*What you are asked to do*
State how many lines in the listing below hold the string "личного"; nothing else is wanted.

Start of Block

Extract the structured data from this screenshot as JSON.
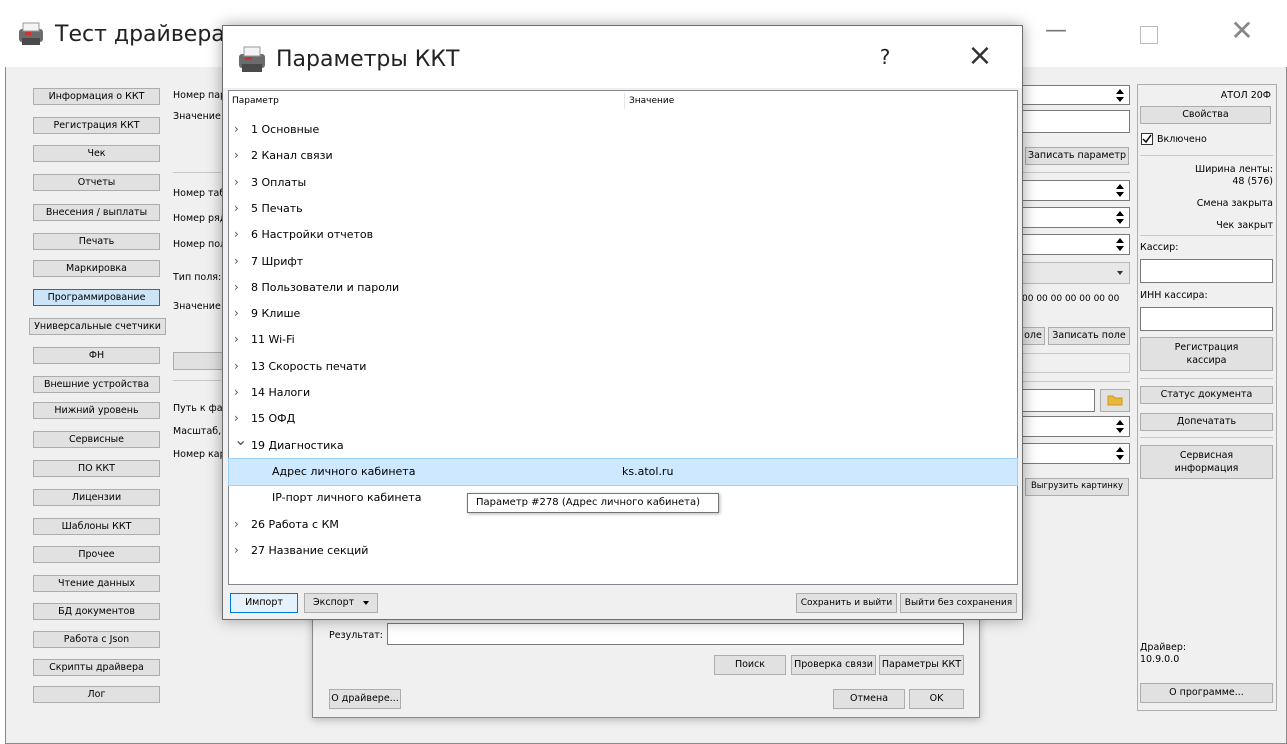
{
  "main": {
    "title": "Тест драйвера",
    "nav": [
      "Информация о ККТ",
      "Регистрация ККТ",
      "Чек",
      "Отчеты",
      "Внесения / выплаты",
      "Печать",
      "Маркировка",
      "Программирование",
      "Универсальные счетчики",
      "ФН",
      "Внешние устройства",
      "Нижний уровень",
      "Сервисные",
      "ПО ККТ",
      "Лицензии",
      "Шаблоны ККТ",
      "Прочее",
      "Чтение данных",
      "БД документов",
      "Работа с Json",
      "Скрипты драйвера",
      "Лог"
    ],
    "form_labels": [
      "Номер пар",
      "Значение",
      "Номер таб",
      "Номер ряд",
      "Номер пол",
      "Тип поля:",
      "Значение",
      "Путь к фа",
      "Масштаб,",
      "Номер кар"
    ],
    "write_param_button": "Записать параметр",
    "field_value_partial": "00 00 00 00 00 00 00",
    "field_button_partial": "оле",
    "write_field_button": "Записать поле",
    "upload_picture_button": "Выгрузить картинку"
  },
  "right_panel": {
    "device_name": "АТОЛ 20Ф",
    "properties_button": "Свойства",
    "enabled_label": "Включено",
    "tape_width_label": "Ширина ленты:",
    "tape_width_value": "48 (576)",
    "shift_status": "Смена закрыта",
    "receipt_status": "Чек закрыт",
    "cashier_label": "Кассир:",
    "cashier_inn_label": "ИНН кассира:",
    "register_cashier_button_l1": "Регистрация",
    "register_cashier_button_l2": "кассира",
    "document_status_button": "Статус документа",
    "reprint_button": "Допечатать",
    "service_info_button_l1": "Сервисная",
    "service_info_button_l2": "информация",
    "driver_label": "Драйвер:",
    "driver_version": "10.9.0.0",
    "about_button": "О программе..."
  },
  "settings_window": {
    "result_label": "Результат:",
    "search_button": "Поиск",
    "check_connection_button": "Проверка связи",
    "kkt_params_button": "Параметры ККТ",
    "about_driver_button": "О драйвере...",
    "cancel_button": "Отмена",
    "ok_button": "OK"
  },
  "dialog": {
    "title": "Параметры ККТ",
    "help_button": "?",
    "close_button": "×",
    "col_param": "Параметр",
    "col_value": "Значение",
    "items": [
      {
        "name": "1 Основные",
        "value": ""
      },
      {
        "name": "2 Канал связи",
        "value": ""
      },
      {
        "name": "3 Оплаты",
        "value": ""
      },
      {
        "name": "5 Печать",
        "value": ""
      },
      {
        "name": "6 Настройки отчетов",
        "value": ""
      },
      {
        "name": "7 Шрифт",
        "value": ""
      },
      {
        "name": "8 Пользователи и пароли",
        "value": ""
      },
      {
        "name": "9 Клише",
        "value": ""
      },
      {
        "name": "11 Wi-Fi",
        "value": ""
      },
      {
        "name": "13 Скорость печати",
        "value": ""
      },
      {
        "name": "14 Налоги",
        "value": ""
      },
      {
        "name": "15 ОФД",
        "value": ""
      },
      {
        "name": "19 Диагностика",
        "value": ""
      },
      {
        "name": "Адрес личного кабинета",
        "value": "ks.atol.ru"
      },
      {
        "name": "IP-порт личного кабинета",
        "value": ""
      },
      {
        "name": "26 Работа с КМ",
        "value": ""
      },
      {
        "name": "27 Название секций",
        "value": ""
      }
    ],
    "tooltip": "Параметр #278 (Адрес личного кабинета)",
    "import_button": "Импорт",
    "export_button": "Экспорт",
    "save_exit_button": "Сохранить и выйти",
    "exit_no_save_button": "Выйти без сохранения"
  }
}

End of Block

*Answer box*
3